- D. W. Winnicott, Playing and Reality (London: Tavistock Publications, 1971). Winnicott was an English pediatrician and psychoanalyst who was especially influential in the field of object relations theory. He is well-known for writing about the “good-enough mother” who provides a stable, nurturing environment. This environment creates a sense of comfort and connection to the primary caregiver, allowing the child a capacity to play, a developmental achievement. This theory stood in contrast to the dominant cultural image of an idealized parent generated by professional experts in postwar America. ↩
- Judith Butler, Bodies That Matter: On the Discursive Limits of Sex (London: Routledge, 1993). ↩

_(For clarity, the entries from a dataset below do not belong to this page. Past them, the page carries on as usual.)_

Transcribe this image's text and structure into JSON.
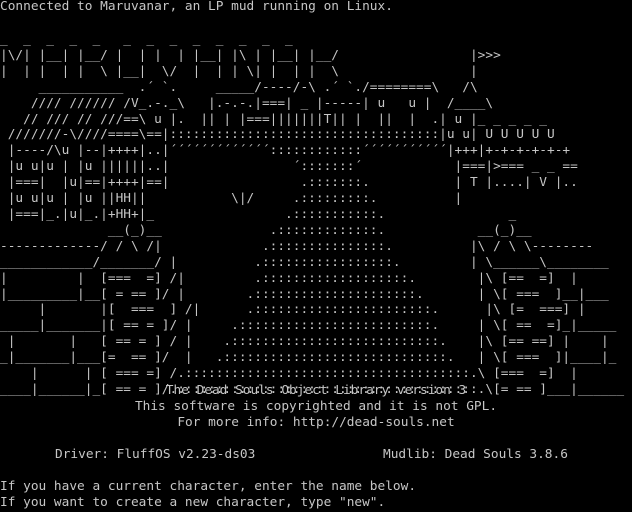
{
  "terminal": {
    "connect_line": "Connected to Maruvanar, an LP mud running on Linux.",
    "banner_art": [
      "_  _  _  _  _   _  _  _  _  _  _  _  _",
      "|\\/| |__| |__/ |  | |  | |__| |\\ | |__| |__/                 |>>>",
      "|  | |  | |  \\ |__|  \\/  |  | | \\| |  | |  \\                 |",
      "     ___________  .´ `.     _____/----/-\\ .´ `./========\\   /\\",
      "    //// ////// /V_.-._\\   |.-.-.|===| _ |-----| u   u |  /____\\",
      "   // /// // ///==\\ u |.  || | |===|||||||T|| |  ||  |  .| u |_ _ _ _ _",
      " ///////-\\////====\\==|:::::::::::::::::::::::::::::::::::|u u| U U U U U",
      " |----/\\u |--|++++|..|´´´´´´´´´´´´´::::::::::::´´´´´´´´´´´|+++|+-+-+-+-+-+",
      " |u u|u | |u ||||||..|                ´:::::::´            |===|>=== _ _ ==",
      " |===|  |u|==|++++|==|                 .:::::::.           | T |....| V |..",
      " |u u|u | |u ||HH||           \\|/     .:::::::::.          |",
      " |===|_.|u|_.|+HH+|_                 .:::::::::::.                _",
      "              __(_)__              .:::::::::::::.            __(_)__",
      "-------------/ / \\ /|             .:::::::::::::::.          |\\ / \\ \\--------",
      "____________/_______/ |          .:::::::::::::::::.         | \\______\\________",
      "|         |  [===  =] /|         .:::::::::::::::::::.        |\\ [==  =]  |",
      "|_________|__[ = == ]/ |        .:::::::::::::::::::::.       | \\[ ===  ]__|___",
      "     |       |[  ===  ] /|      .:::::::::::::::::::::::.      |\\ [=  ===] |",
      "_____|_______|[ == = ]/ |     .:::::::::::::::::::::::::.     | \\[ ==  =]_|_____",
      " |       |   [ == = ] / |    .:::::::::::::::::::::::::::.    |\\ [== ==] |    |",
      "_|_______|___[=  == ]/  |   .:::::::::::::::::::::::::::::.   | \\[ ===  ]|____|_",
      "    |      | [ === =] /.:::::::::::::::::::::::::::::::::::::.\\ [===  =]  |",
      "____|______|_[ == = ]/.:::::::::::::::::::::::::::::::::::::::.\\[= == ]___|______"
    ],
    "lib_title": "The Dead Souls Object Library version 3",
    "copyright": "This software is copyrighted and it is not GPL.",
    "more_info": "For more info: http://dead-souls.net",
    "driver_label": "Driver: FluffOS v2.23-ds03",
    "mudlib_label": "Mudlib: Dead Souls 3.8.6",
    "prompt_existing": "If you have a current character, enter the name below.",
    "prompt_new": "If you want to create a new character, type \"new\"."
  }
}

- For me, queerness is about the “eventness” of the self: the way things never happen alone or outside of their contexts. We are bodies in space, place, and time, and our past selves seep into both the present and our imagined future. ↩
- Jules N. Pretty, Irene Guijt, John Thompson, and Ian Scoones, Participatory Learning and Action: A Trainer’s Guide (London: International Institute for Environment and Development, 1995). ↩
- “Our Mission,” Visual Thinking Strategies, at https://vtshome.org/about/. ↩
- J. Jack Halberstam, In a Queer Time and Place: Transgender Bodies, Subcultural Lives (New York: New York University Press, 2005); and Alison Kafer, Feminist, Queer, Crip (Bloomington: Indiana University Press, 2013). ↩
- “SAFER SPACE POLICY / COMMUNITY AGREEMENTS,” The Anti-Oppression Network, 2016, at https://theantioppressionnetwork.com/resources/saferspacepolicy/. ↩
- Sara Ahmed, “The Institution as Usual: Diversity Work as Data Collection,” lecture, Barnard College, New York, NY, October 17, 2017. ↩
- Jules N. Pretty et al., A Trainer’s Guide. ↩
- Sara Ahmed, “Phenomenology of Whiteness,” Feminist Theory 8, no. 2 (2007): 149–168; and Frantz Fanon, Black Skin, White Masks (London: Pluto Press, 1986). ↩
- bell hooks, Feminist Theory: From Margin to Center (Boston: South End Press, 1984); and Robin DiAngelo, White Fragility: Why It’s So Hard for White People to Talk About Racism (Boston: Beacon Press, 2018). ↩